Such hard times give higher education a black eye. In the March 2012 issue, Alan Hall noted that the issue of student debt had “burst into the nation’s conscience.” He cited Ezra Klein of The Washington Post, who found student loan debt to be a common concern among Occupy Wall Street protesters:

It’s more insistently present than housing debt, or even unemployment. … college debt represents a special sort of betrayal. We told you that the way to get ahead in America was to get educated. You did it. And now you find yourself … buried under debt. You were lied to.14

Meanwhile, the Internet is providing new, more cost-effective means to receive educational content. Examples include Massive Open Online Courses, which require no tuition and in some cases provide an informal credential.

“[Technological] breakthroughs tend to lower the costs of production and consumption of certain goods and services and enable entrepreneurs to capture business from old, less nimble providers,” Hall wrote. “Entire industries must adapt to survive; otherwise, they die. … Today’s technological breakthrough is the Internet, of course, which the July 1998 Theorist called ‘a massive engine for falling prices in countless businesses and professions.’ Education is no exception.”14

Like It or Not, The Brady Bunch is Coming Back

By Alan Hall

Bear Fare: The Bradys, who thrived in the negative mood of the early 1970s, are coming back to television.

Bear Fare: The Bradys, who thrived in the negative mood of the early 1970s, are coming back to television.

Girls, watch out for itching powder in your sleeping bags at the next slumber party, because The Brady Bunch is coming back to network TV. The timing looks good; the original sitcom about the blended family aired from September 1969 to March 1974, in the heart of the 1966-1982 bear market.

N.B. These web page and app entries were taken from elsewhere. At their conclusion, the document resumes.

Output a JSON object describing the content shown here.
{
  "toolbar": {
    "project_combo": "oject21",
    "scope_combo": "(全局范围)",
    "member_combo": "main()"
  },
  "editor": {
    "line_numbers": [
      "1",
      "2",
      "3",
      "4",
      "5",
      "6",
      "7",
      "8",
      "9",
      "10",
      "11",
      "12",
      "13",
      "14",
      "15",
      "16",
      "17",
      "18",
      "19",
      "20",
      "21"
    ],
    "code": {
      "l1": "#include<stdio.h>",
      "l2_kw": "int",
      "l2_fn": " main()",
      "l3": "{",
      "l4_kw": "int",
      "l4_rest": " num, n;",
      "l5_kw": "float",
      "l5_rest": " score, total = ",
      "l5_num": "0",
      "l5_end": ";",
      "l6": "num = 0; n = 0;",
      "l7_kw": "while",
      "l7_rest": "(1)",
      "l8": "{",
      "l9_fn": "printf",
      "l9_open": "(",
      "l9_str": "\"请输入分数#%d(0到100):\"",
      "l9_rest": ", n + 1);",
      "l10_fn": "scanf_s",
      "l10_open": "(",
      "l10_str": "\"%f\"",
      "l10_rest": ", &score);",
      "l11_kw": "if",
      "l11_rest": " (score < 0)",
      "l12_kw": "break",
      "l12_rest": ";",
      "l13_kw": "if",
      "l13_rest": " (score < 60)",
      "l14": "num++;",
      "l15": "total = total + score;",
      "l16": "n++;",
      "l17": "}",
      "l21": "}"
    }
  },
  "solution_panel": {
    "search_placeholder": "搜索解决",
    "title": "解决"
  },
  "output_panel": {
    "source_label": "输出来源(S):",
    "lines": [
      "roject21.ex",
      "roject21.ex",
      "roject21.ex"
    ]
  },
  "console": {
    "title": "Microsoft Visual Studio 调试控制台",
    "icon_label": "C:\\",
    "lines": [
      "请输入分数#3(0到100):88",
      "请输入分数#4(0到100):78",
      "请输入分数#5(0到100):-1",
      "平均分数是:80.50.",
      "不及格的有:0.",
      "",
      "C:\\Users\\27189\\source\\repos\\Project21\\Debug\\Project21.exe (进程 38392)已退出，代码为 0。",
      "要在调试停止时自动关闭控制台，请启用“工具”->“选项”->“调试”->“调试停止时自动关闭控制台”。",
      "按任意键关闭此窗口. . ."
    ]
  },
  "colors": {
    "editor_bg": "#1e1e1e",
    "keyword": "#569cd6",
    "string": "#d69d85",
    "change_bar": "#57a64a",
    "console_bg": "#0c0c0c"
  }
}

That long, excruciating blend of positive and negative social mood produced memorable social expressions. The syndicated reruns have been incessant, with an episode of the show broadcast somewhere every day since 1969.

The Brady Bunch reboot will air on CBS. It will focus on divorced dad Bobby Brady, the youngest son in the original series, whose second wife has children of her own. Together, the couple also have another child. And, to complicate matters a little more, Brady and his wife still have to deal with their ex-spouses.15 Seems like perfect bear market fare.

The original Brady Bunch debuted during a sour social mood and faltering stock market. The show never cracked the top 10 in Nielsen ratings. Yet the Bradys’ sunshiny sweetness held a surreal fascination for children growing up in that era when divorce became common and could rock a child’s faith in adult decision-making.■

1 Reed, J. (2012, July 25). NSA whistleblowers: Government spying on every single American. Retrieved from

2 Thomson, I (2012, August 13). AntiLeaks boss: We’ll keep pummeling WikiLeaks and Assange. The Register. Retrieved from

3 Hall, A. (2010, May). Authoritarianism: Part II: The source of authoritarian expression, and the road ahead. The Socionomist.

4 Hope, C. (2012, July 25). HMRC tells school children: Tell your teacher if a neighbor is evading tax. The Telegraph. Retrieved from

5 Kendall, P. (1996, December). Special report: Basketball and the bull market. The Elliott Wave Theorist.

6 Miller, M.G. (2012, August 1). Fertittas made billionaires by head blows with chokeholds. Bloomberg Markets Magazine. Retrieved from

7 Kendall, P. (2003, January). Cultural trends. The Elliott Wave Financial Forecast.

8 Cieply, M. (2012, July 25). A studio with violence in its bones. The New York Times. Retrieved from

9 The dark knight rises: Box office. IMDb. Retrieved from

10 The hunger games: Box office. IMDb. Retrieved from

11 Utichi, J. (2012, August 3). NBC says Olympics archer no. 1 in ratings, ‘hunger games’ fueling interest? Deadline Hollywood. Retrieved from

12 Reynolds, T. (2012, August 3). Olympic archery is hot sport at London games after ‘hunger games.’ The Huffington Post. Retrieved from

13 Green, J. (2012, July 10). Waiters w/ college degrees: Up 81%. Bloomberg. Retrieved from

14 Hall, A. (2012, March). The education industry is traversing a broad, multi-decade social mood peak. The Socionomist.

15 Kenneally, T. (2012, July 31). ‘Brady Bunch’ reboot from Vince Vaughn in the works at CBS. Chicago Tribune. Retrieved from,0,5583658.story